All lines below containing "distance" are to be listed.

DATA IN THIS EXERCISE Start Marker

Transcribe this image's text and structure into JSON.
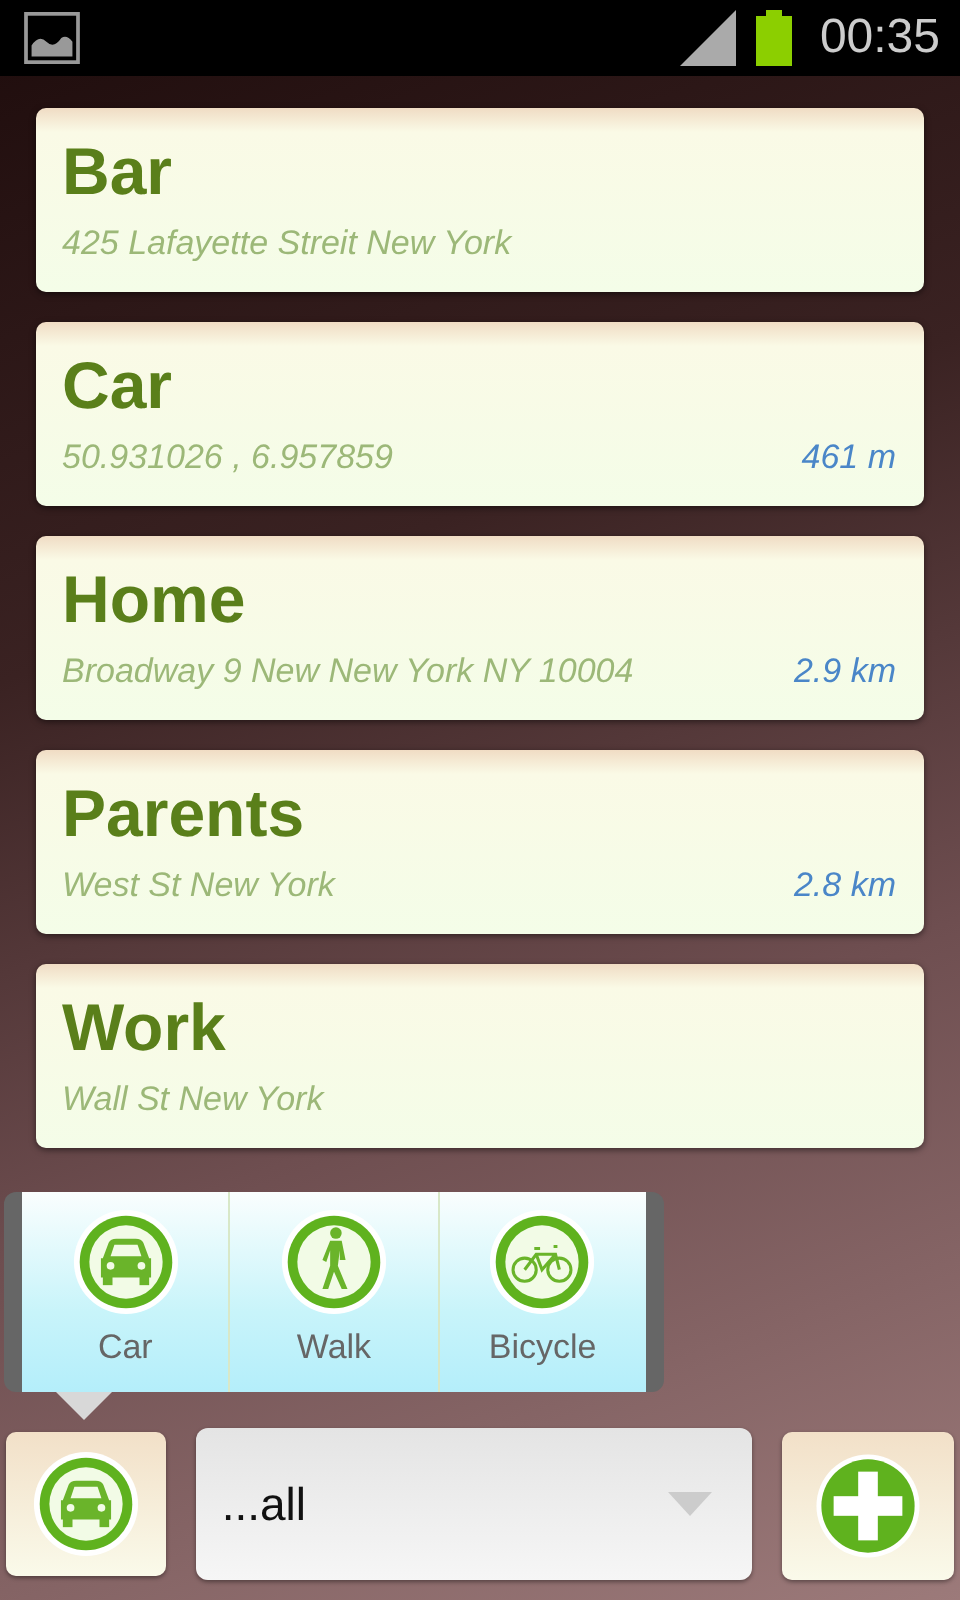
{
  "status_bar": {
    "time": "00:35"
  },
  "places": [
    {
      "name": "Bar",
      "address": "425 Lafayette Streit New York"
    },
    {
      "name": "Car",
      "address": "50.931026 , 6.957859",
      "distance": "461 m"
    },
    {
      "name": "Home",
      "address": "Broadway 9 New New York NY 10004",
      "distance": "2.9 km"
    },
    {
      "name": "Parents",
      "address": "West St New York",
      "distance": "2.8 km"
    },
    {
      "name": "Work",
      "address": "Wall St New York"
    }
  ],
  "mode_popup": {
    "items": [
      {
        "kind": "car",
        "label": "Car"
      },
      {
        "kind": "walk",
        "label": "Walk"
      },
      {
        "kind": "bicycle",
        "label": "Bicycle"
      }
    ]
  },
  "bottom_bar": {
    "mode_button": {
      "kind": "car"
    },
    "filter": {
      "value": "...all"
    }
  }
}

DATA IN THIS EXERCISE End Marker

RESULT FOR THIS EXERCISE:
      "distance": "461 m"
      "distance": "2.9 km"
      "distance": "2.8 km"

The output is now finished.